- a short fore-and-aft beam running beside a hatchway, mast hole, or other deck opening.
Origin of carling
1350–1400; Middle English < French carlingue < Scandinavian; compare Icelandic kerling keelson, literally, old woman; see carline
Dictionary.com Unabridged Based on the Random House Unabridged Dictionary, © Random House, Inc. 2018
Examples from the Web for carling
In her article, Middleton says that she used to "pine" after the now 48-year-old Carling.Pippa Middleton's Crush on Princess Diana's Boyfriend
January 10, 2014
Carling, as a man of the world, acquiesced in souvenirs he did not share.
And he heard Carling exclaim to Victor: 'How comes the fellow here!'
Carling is the foundation beam of a ship, or the main beam on the keel.
Is your name Carling, that you can't speak without stuttering so?Concerning Sally
William John Hopkins
Then the drug-store goes, and Carling's store and Rinehart's restaurant.Careers of Danger and Daring
- a fore-and-aft beam in a vessel, used for supporting the deck, esp around a hatchway or other opening
C14: from Old Norse kerling old woman, carline ²
- Will (iam). born 1965, English Rugby Union player; won 72 caps (1988–97); captained England to three Grand Slams (1991, 1992, 1995)

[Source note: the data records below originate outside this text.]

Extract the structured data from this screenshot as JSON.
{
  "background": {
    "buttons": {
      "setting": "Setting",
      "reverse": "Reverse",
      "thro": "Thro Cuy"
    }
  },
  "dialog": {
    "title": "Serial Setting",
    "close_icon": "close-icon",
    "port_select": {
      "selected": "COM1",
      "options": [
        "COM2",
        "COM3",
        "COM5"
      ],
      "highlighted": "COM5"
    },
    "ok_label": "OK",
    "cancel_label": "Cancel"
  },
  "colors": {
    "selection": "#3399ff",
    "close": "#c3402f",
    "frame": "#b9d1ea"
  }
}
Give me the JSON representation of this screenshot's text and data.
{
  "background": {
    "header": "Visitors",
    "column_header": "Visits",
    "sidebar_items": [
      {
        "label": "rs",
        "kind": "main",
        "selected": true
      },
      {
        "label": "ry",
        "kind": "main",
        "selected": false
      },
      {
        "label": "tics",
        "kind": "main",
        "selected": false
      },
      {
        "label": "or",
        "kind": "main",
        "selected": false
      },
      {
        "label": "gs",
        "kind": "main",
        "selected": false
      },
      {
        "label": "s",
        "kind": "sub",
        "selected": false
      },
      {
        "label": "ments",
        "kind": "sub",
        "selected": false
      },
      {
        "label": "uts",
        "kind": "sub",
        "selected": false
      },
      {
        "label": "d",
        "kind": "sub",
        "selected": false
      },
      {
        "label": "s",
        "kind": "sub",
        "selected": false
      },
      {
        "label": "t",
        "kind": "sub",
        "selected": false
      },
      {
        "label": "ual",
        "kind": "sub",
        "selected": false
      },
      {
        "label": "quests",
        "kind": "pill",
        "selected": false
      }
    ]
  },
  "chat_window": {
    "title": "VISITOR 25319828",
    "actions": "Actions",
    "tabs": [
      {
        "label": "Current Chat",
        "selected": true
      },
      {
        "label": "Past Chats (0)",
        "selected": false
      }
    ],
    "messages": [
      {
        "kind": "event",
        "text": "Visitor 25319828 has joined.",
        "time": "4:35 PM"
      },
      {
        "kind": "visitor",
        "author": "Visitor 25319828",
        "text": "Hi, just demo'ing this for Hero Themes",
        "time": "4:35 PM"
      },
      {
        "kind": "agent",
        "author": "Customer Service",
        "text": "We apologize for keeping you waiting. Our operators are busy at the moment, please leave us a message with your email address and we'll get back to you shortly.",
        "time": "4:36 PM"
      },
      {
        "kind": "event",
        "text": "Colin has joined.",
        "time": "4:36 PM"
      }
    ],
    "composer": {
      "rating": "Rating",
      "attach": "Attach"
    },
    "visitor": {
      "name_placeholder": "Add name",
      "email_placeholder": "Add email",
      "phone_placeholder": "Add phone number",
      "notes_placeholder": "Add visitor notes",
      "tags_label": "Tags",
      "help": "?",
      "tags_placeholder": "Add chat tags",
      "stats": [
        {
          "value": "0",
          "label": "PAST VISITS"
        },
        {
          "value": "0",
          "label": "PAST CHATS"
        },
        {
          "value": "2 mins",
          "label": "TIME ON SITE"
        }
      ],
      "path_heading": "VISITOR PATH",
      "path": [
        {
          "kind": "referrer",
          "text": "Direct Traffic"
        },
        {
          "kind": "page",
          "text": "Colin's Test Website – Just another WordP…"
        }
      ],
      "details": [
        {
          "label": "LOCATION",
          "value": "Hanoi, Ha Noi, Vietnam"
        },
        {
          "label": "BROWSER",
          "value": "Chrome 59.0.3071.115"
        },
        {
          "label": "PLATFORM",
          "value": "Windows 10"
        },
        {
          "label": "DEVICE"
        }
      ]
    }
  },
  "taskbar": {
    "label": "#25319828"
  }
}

Collins English Dictionary - Complete & Unabridged 2012 Digital Edition © William Collins Sons & Co. Ltd. 1979, 1986 © HarperCollins Publishers 1998, 2000, 2003, 2005, 2006, 2007, 2009, 2012